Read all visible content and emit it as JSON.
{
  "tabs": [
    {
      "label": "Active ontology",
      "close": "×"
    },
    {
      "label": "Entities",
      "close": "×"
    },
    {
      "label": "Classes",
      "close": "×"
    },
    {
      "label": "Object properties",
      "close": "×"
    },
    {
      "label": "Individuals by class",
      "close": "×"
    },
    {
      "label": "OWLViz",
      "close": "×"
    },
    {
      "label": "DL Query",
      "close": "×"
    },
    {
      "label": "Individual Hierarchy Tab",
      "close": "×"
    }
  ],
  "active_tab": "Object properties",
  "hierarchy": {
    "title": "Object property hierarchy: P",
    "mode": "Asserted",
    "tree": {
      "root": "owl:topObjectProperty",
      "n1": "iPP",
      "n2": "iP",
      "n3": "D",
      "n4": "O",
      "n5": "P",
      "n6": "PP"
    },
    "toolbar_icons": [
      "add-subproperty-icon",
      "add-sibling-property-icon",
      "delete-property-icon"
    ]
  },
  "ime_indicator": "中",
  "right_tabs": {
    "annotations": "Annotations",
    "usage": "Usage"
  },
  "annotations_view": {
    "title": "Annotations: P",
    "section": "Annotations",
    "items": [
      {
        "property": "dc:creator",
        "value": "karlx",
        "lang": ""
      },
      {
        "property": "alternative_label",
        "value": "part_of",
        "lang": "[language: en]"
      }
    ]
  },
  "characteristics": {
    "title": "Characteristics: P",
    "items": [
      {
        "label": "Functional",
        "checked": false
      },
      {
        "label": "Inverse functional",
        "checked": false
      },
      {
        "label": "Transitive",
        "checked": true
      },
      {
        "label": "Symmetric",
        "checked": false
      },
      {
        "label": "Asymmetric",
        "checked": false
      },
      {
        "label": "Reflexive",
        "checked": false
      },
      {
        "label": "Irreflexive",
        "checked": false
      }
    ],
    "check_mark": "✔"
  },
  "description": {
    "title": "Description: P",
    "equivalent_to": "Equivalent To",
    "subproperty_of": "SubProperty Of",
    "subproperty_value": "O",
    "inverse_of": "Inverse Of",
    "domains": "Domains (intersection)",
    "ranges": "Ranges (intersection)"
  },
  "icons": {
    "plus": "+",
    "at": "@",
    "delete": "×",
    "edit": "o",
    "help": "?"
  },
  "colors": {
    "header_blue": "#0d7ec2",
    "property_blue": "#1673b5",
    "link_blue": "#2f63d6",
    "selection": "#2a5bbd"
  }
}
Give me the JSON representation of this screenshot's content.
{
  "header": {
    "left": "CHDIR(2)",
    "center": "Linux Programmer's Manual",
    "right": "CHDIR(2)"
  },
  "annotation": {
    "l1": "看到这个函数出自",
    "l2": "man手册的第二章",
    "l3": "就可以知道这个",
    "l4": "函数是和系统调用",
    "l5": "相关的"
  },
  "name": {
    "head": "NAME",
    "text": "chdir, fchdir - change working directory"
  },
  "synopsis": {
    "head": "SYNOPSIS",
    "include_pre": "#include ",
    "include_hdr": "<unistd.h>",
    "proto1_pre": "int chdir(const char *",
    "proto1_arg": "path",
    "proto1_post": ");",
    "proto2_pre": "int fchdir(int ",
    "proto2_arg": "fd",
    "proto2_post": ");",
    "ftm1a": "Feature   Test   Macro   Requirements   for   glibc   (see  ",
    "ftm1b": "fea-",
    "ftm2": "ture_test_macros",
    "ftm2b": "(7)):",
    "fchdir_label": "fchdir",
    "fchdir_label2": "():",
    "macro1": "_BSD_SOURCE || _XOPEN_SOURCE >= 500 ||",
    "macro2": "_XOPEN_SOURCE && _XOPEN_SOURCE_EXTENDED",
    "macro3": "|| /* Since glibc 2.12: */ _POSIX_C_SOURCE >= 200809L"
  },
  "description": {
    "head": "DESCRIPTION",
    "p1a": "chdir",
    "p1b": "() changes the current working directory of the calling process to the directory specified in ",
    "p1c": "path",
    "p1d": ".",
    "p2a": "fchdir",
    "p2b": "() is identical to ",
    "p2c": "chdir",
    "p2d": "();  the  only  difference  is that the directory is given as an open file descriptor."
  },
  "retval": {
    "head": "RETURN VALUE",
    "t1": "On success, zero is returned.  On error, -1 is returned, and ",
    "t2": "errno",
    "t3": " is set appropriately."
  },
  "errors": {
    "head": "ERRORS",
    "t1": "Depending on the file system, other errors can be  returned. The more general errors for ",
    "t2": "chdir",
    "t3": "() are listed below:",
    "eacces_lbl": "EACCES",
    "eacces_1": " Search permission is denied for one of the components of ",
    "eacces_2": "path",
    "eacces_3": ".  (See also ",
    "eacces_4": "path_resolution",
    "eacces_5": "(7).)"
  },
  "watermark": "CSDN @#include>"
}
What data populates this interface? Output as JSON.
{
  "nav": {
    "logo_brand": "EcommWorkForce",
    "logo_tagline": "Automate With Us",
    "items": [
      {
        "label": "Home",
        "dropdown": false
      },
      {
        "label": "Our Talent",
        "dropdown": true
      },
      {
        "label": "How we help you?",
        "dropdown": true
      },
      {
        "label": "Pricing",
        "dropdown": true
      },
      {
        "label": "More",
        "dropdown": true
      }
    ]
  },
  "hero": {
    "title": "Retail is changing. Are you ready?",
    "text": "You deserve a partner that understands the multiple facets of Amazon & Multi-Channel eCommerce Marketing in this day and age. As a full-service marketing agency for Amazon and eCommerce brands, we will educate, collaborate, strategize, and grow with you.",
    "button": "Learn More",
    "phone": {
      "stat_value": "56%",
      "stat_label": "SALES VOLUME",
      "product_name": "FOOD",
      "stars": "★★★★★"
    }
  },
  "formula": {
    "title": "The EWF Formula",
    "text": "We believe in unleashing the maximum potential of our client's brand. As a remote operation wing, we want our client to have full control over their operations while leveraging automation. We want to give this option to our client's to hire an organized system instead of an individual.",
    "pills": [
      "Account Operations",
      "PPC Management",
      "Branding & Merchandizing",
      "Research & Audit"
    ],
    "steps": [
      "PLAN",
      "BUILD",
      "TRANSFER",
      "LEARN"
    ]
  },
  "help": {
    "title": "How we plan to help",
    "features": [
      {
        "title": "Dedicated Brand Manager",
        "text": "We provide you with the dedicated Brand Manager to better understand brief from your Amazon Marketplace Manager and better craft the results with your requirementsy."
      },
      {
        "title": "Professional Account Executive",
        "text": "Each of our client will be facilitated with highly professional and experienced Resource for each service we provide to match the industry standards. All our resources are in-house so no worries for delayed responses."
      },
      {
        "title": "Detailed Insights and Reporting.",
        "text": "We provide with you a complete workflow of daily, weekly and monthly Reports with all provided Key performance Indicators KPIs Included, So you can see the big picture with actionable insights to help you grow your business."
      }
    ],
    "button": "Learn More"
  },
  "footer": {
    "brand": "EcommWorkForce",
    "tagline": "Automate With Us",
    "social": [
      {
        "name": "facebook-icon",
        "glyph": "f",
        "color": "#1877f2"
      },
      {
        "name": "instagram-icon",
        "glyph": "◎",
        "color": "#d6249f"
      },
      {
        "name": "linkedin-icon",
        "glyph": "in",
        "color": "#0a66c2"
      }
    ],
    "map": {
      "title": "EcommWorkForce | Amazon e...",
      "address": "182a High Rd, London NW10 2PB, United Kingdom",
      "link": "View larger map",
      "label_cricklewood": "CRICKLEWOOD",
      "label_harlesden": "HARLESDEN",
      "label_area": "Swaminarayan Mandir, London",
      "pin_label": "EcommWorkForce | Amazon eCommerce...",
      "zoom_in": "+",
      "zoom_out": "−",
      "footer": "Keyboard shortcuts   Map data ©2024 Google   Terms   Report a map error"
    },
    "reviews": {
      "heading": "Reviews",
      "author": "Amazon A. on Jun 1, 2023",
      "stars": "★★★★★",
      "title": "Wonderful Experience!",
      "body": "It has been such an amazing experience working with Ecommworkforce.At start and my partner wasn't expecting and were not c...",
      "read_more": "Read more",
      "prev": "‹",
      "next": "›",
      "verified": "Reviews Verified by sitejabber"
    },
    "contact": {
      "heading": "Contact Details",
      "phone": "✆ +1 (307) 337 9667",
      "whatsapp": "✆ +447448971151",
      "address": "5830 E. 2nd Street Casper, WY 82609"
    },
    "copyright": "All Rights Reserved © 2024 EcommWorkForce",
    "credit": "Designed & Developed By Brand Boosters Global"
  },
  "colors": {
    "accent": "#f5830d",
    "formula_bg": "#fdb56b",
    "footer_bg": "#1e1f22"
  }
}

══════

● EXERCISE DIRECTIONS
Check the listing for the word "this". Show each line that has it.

● EXERCISE RESULT
Give me the JSON representation of this screenshot's content.
What data populates this interface? Output as JSON.
    "text": "You deserve a partner that understands the multiple facets of Amazon & Multi-Channel eCommerce Marketing in this day and age. As a full-service marketing agency for Amazon and eCommerce brands, we will educate, collaborate, strategize, and grow with you.",
    "text": "We believe in unleashing the maximum potential of our client's brand. As a remote operation wing, we want our client to have full control over their operations while leveraging automation. We want to give this option to our client's to hire an organized system instead of an individual.",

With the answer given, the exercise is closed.